▸ Exercise details: When you return the data, keep every line exactly as it is and leave out the pictures.
==================================================
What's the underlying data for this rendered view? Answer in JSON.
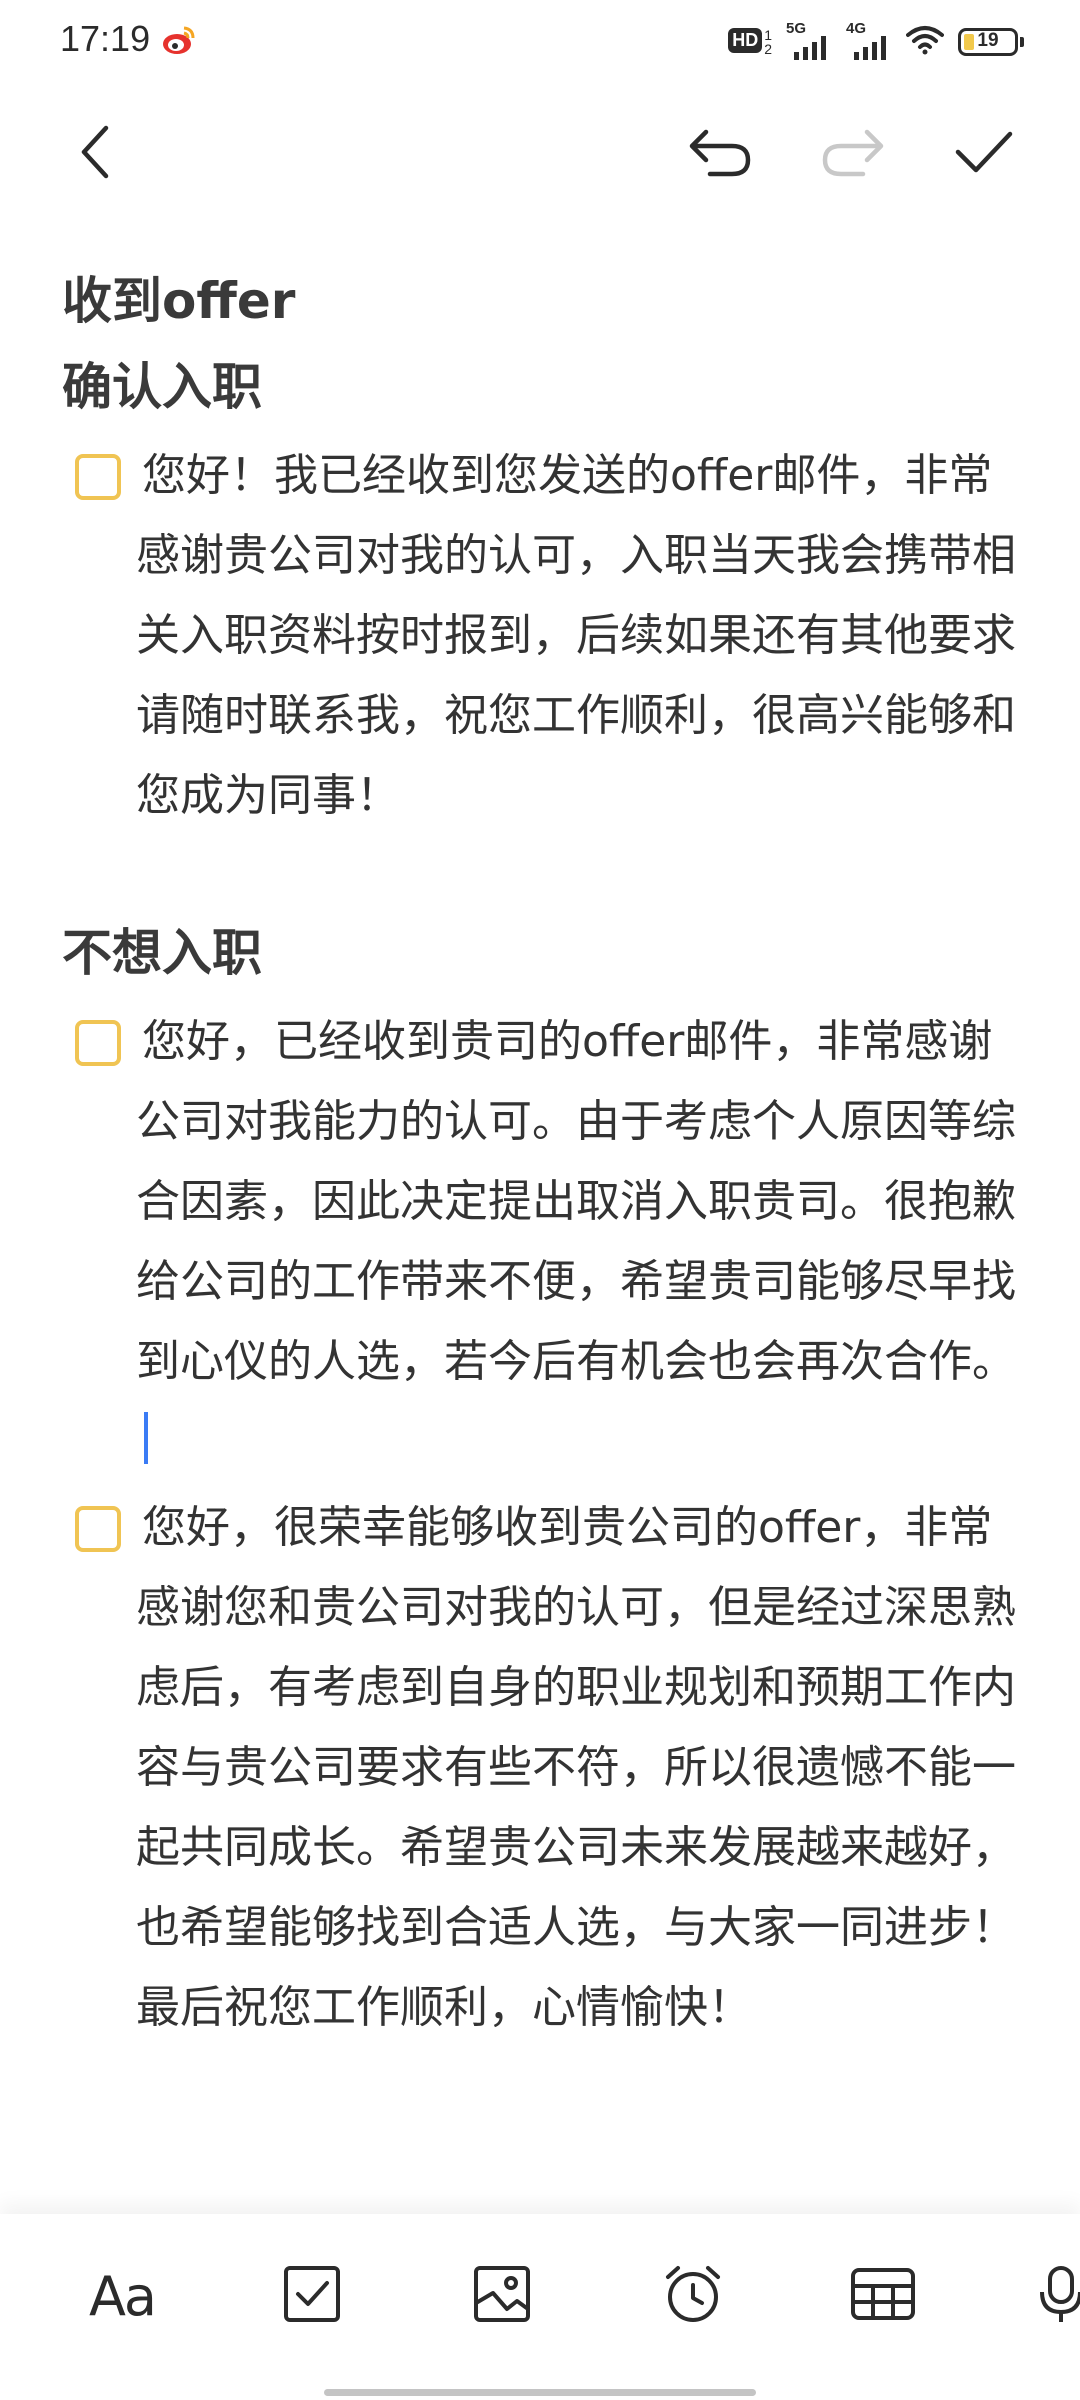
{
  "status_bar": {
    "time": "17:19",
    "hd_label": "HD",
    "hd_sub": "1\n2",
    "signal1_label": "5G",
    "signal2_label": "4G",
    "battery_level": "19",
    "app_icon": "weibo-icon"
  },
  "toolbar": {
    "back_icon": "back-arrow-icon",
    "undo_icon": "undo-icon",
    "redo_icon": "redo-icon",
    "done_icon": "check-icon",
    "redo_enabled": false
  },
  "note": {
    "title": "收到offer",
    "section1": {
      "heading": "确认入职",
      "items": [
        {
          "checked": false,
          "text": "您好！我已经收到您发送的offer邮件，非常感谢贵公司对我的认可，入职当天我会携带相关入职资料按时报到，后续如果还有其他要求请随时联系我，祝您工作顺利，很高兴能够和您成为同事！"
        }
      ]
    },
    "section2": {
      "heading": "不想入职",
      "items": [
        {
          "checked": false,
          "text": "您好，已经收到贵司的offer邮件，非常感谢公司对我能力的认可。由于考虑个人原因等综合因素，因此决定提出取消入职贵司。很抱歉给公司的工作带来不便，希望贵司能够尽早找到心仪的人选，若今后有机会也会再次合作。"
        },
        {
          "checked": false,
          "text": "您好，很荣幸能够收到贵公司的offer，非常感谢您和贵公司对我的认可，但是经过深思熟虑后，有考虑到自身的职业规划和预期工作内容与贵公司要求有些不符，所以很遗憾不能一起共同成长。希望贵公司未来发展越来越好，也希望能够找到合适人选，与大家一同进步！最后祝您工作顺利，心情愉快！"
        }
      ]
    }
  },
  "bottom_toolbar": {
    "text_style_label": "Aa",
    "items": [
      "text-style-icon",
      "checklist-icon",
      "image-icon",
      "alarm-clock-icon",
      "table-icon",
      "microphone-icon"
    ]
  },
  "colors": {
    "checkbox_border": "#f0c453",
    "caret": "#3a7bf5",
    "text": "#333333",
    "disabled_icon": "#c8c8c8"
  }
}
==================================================
▸ Answer area:
What's the underlying data for this rendered view? Answer in JSON.
{
  "status_bar": {
    "time": "17:19",
    "hd_label": "HD",
    "hd_sub": "1\n2",
    "signal1_label": "5G",
    "signal2_label": "4G",
    "battery_level": "19",
    "app_icon": "weibo-icon"
  },
  "toolbar": {
    "back_icon": "back-arrow-icon",
    "undo_icon": "undo-icon",
    "redo_icon": "redo-icon",
    "done_icon": "check-icon",
    "redo_enabled": false
  },
  "note": {
    "title": "收到offer",
    "section1": {
      "heading": "确认入职",
      "items": [
        {
          "checked": false,
          "text": "您好！我已经收到您发送的offer邮件，非常感谢贵公司对我的认可，入职当天我会携带相关入职资料按时报到，后续如果还有其他要求请随时联系我，祝您工作顺利，很高兴能够和您成为同事！"
        }
      ]
    },
    "section2": {
      "heading": "不想入职",
      "items": [
        {
          "checked": false,
          "text": "您好，已经收到贵司的offer邮件，非常感谢公司对我能力的认可。由于考虑个人原因等综合因素，因此决定提出取消入职贵司。很抱歉给公司的工作带来不便，希望贵司能够尽早找到心仪的人选，若今后有机会也会再次合作。"
        },
        {
          "checked": false,
          "text": "您好，很荣幸能够收到贵公司的offer，非常感谢您和贵公司对我的认可，但是经过深思熟虑后，有考虑到自身的职业规划和预期工作内容与贵公司要求有些不符，所以很遗憾不能一起共同成长。希望贵公司未来发展越来越好，也希望能够找到合适人选，与大家一同进步！最后祝您工作顺利，心情愉快！"
        }
      ]
    }
  },
  "bottom_toolbar": {
    "text_style_label": "Aa",
    "items": [
      "text-style-icon",
      "checklist-icon",
      "image-icon",
      "alarm-clock-icon",
      "table-icon",
      "microphone-icon"
    ]
  },
  "colors": {
    "checkbox_border": "#f0c453",
    "caret": "#3a7bf5",
    "text": "#333333",
    "disabled_icon": "#c8c8c8"
  }
}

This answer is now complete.